PLAID POWER: Bemidji lobbying contingent visits St. Paul
ST. PAUL - Gov. Mark Dayton was warned before he signed a 75th birthday card for Paul Bunyan that the 4-foot-long pencil wouldn't work well inside. "There's a lot of things that don't work inside the Capitol," Dayton retorted, seemingly joking. W...
ST. PAUL - Gov. Mark Dayton was warned before he signed a 75th birthday card for Paul Bunyan that the 4-foot-long pencil wouldn't work well inside.
"There's a lot of things that don't work inside the Capitol," Dayton retorted, seemingly joking.
Wednesday marked the seventh annual Bemidji Day at the Capitol, which featured 50-some Bemidji residents traversing the grounds of the Capitol and State Office Building wearing their trademark red-and-black plaid.
Dayton marked the day by signing the Paul Bunyan birthday card and a certificate in honor of the statue's 75th birthday this year. At his request, Lori Paris, the president of the Bemidji Area Chamber of Commerce, explained the history of Paul and Babe, mentioning that Paul Bunyan himself was modeled after the then-mayor by tripling his dimensions.
"It's a good thing Dave (Larson) wasn't mayor then," quipped Sen. John Carlson, R-Bemidji, referencing the current Bemidji mayor, who stand more than 6 feet tall.
Most of those who took part in the annual daylong trip were repeat one-day lobbyists. But there were a few, such as Lorrie Richardson, who were first-timers.
Richardson said she decided to get involved because of the current opportunities facing communities, including the MAGIC Act, which aims to allow Minnesota counties to try innovative ideas before enacting them while also increasing the accountability.
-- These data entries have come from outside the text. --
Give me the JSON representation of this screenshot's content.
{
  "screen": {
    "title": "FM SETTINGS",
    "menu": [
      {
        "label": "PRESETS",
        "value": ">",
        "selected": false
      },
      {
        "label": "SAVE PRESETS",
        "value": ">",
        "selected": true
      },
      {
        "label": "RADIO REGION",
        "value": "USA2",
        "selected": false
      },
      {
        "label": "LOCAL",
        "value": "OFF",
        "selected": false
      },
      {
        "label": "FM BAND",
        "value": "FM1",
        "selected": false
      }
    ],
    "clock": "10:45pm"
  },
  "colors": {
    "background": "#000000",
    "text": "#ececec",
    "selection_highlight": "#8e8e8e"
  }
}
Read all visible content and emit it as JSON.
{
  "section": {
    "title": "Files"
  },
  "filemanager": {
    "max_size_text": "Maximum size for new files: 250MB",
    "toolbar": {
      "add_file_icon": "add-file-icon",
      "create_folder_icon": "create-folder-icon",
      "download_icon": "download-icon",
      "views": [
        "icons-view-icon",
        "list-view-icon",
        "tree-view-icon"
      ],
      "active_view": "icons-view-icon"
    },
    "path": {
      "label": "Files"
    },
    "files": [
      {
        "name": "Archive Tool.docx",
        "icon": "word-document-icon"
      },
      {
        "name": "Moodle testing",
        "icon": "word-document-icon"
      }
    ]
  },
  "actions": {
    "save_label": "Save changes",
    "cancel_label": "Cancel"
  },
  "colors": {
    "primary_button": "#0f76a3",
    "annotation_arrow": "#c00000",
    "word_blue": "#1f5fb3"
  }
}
Emily Olson, the vice president of the Bemidji High School Student Council, said she made her second straight trip to the Capitol because she wanted to again take part. Whereas last year she was a little unsure how the day would go in small groups with adults, rather than keeping the high school students all together, Olson said she was looking forward to doing that again.
"I really like being with the adults. It was fun to sit and listen to them, to hear what they had to say," she said.
This year's Capitol agenda had fewer meetings with individual legislators, about 50, but instead featured appointments with Brenda Cassellius, Department of Education commissioner; Paul Moe, Department of Employment and Economic Development deputy commissioner; and Myron Frans, the Department of Revenue commissioner.